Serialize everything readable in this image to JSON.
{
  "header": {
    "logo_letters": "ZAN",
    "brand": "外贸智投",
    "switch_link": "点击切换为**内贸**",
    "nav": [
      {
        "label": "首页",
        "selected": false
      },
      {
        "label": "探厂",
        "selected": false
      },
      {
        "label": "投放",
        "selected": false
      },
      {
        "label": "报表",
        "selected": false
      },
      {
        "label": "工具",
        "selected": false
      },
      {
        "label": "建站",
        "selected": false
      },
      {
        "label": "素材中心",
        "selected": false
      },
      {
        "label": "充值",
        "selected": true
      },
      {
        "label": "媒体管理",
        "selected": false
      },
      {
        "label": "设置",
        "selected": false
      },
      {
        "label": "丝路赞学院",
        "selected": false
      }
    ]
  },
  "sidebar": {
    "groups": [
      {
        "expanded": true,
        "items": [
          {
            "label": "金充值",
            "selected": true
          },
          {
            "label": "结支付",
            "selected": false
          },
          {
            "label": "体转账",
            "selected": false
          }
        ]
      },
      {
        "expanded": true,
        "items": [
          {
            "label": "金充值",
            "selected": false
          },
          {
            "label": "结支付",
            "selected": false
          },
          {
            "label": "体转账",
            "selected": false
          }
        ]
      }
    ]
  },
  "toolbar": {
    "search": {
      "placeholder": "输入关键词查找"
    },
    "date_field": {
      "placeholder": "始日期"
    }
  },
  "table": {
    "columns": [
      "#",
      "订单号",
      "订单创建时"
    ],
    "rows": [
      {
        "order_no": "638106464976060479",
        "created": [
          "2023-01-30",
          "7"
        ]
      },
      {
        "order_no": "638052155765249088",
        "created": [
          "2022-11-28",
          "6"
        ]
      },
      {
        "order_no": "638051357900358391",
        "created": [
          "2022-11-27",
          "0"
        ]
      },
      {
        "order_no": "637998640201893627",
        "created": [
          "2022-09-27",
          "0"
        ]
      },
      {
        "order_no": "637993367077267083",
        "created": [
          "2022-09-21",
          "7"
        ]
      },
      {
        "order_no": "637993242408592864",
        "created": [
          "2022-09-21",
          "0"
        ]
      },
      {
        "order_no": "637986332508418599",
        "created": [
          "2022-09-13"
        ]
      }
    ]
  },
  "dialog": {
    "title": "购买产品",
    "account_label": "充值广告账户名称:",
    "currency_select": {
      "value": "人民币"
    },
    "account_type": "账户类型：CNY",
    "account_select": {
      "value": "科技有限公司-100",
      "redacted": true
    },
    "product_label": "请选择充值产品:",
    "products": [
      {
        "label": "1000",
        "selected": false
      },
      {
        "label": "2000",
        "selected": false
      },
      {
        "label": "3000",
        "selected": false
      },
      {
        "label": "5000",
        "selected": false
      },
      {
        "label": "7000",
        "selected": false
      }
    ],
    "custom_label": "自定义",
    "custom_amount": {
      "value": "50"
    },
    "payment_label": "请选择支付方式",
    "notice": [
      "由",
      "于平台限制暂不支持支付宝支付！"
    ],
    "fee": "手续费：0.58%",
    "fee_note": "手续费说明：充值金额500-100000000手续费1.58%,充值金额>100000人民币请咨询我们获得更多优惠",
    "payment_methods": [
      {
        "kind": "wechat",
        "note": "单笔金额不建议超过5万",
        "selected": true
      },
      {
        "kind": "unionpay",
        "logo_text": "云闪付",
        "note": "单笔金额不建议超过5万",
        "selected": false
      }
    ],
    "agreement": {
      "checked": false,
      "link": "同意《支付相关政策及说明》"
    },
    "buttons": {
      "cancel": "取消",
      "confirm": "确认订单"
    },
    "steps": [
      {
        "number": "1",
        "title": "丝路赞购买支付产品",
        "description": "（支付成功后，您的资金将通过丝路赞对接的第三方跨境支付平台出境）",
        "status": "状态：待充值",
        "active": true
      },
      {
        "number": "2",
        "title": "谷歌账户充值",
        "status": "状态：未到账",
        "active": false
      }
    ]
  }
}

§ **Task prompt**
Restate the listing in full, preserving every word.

§ **Completed task**
Serialize everything readable in this image to JSON.
{
  "header": {
    "logo_letters": "ZAN",
    "brand": "外贸智投",
    "switch_link": "点击切换为**内贸**",
    "nav": [
      {
        "label": "首页",
        "selected": false
      },
      {
        "label": "探厂",
        "selected": false
      },
      {
        "label": "投放",
        "selected": false
      },
      {
        "label": "报表",
        "selected": false
      },
      {
        "label": "工具",
        "selected": false
      },
      {
        "label": "建站",
        "selected": false
      },
      {
        "label": "素材中心",
        "selected": false
      },
      {
        "label": "充值",
        "selected": true
      },
      {
        "label": "媒体管理",
        "selected": false
      },
      {
        "label": "设置",
        "selected": false
      },
      {
        "label": "丝路赞学院",
        "selected": false
      }
    ]
  },
  "sidebar": {
    "groups": [
      {
        "expanded": true,
        "items": [
          {
            "label": "金充值",
            "selected": true
          },
          {
            "label": "结支付",
            "selected": false
          },
          {
            "label": "体转账",
            "selected": false
          }
        ]
      },
      {
        "expanded": true,
        "items": [
          {
            "label": "金充值",
            "selected": false
          },
          {
            "label": "结支付",
            "selected": false
          },
          {
            "label": "体转账",
            "selected": false
          }
        ]
      }
    ]
  },
  "toolbar": {
    "search": {
      "placeholder": "输入关键词查找"
    },
    "date_field": {
      "placeholder": "始日期"
    }
  },
  "table": {
    "columns": [
      "#",
      "订单号",
      "订单创建时"
    ],
    "rows": [
      {
        "order_no": "638106464976060479",
        "created": [
          "2023-01-30",
          "7"
        ]
      },
      {
        "order_no": "638052155765249088",
        "created": [
          "2022-11-28",
          "6"
        ]
      },
      {
        "order_no": "638051357900358391",
        "created": [
          "2022-11-27",
          "0"
        ]
      },
      {
        "order_no": "637998640201893627",
        "created": [
          "2022-09-27",
          "0"
        ]
      },
      {
        "order_no": "637993367077267083",
        "created": [
          "2022-09-21",
          "7"
        ]
      },
      {
        "order_no": "637993242408592864",
        "created": [
          "2022-09-21",
          "0"
        ]
      },
      {
        "order_no": "637986332508418599",
        "created": [
          "2022-09-13"
        ]
      }
    ]
  },
  "dialog": {
    "title": "购买产品",
    "account_label": "充值广告账户名称:",
    "currency_select": {
      "value": "人民币"
    },
    "account_type": "账户类型：CNY",
    "account_select": {
      "value": "科技有限公司-100",
      "redacted": true
    },
    "product_label": "请选择充值产品:",
    "products": [
      {
        "label": "1000",
        "selected": false
      },
      {
        "label": "2000",
        "selected": false
      },
      {
        "label": "3000",
        "selected": false
      },
      {
        "label": "5000",
        "selected": false
      },
      {
        "label": "7000",
        "selected": false
      }
    ],
    "custom_label": "自定义",
    "custom_amount": {
      "value": "50"
    },
    "payment_label": "请选择支付方式",
    "notice": [
      "由",
      "于平台限制暂不支持支付宝支付！"
    ],
    "fee": "手续费：0.58%",
    "fee_note": "手续费说明：充值金额500-100000000手续费1.58%,充值金额>100000人民币请咨询我们获得更多优惠",
    "payment_methods": [
      {
        "kind": "wechat",
        "note": "单笔金额不建议超过5万",
        "selected": true
      },
      {
        "kind": "unionpay",
        "logo_text": "云闪付",
        "note": "单笔金额不建议超过5万",
        "selected": false
      }
    ],
    "agreement": {
      "checked": false,
      "link": "同意《支付相关政策及说明》"
    },
    "buttons": {
      "cancel": "取消",
      "confirm": "确认订单"
    },
    "steps": [
      {
        "number": "1",
        "title": "丝路赞购买支付产品",
        "description": "（支付成功后，您的资金将通过丝路赞对接的第三方跨境支付平台出境）",
        "status": "状态：待充值",
        "active": true
      },
      {
        "number": "2",
        "title": "谷歌账户充值",
        "status": "状态：未到账",
        "active": false
      }
    ]
  }
}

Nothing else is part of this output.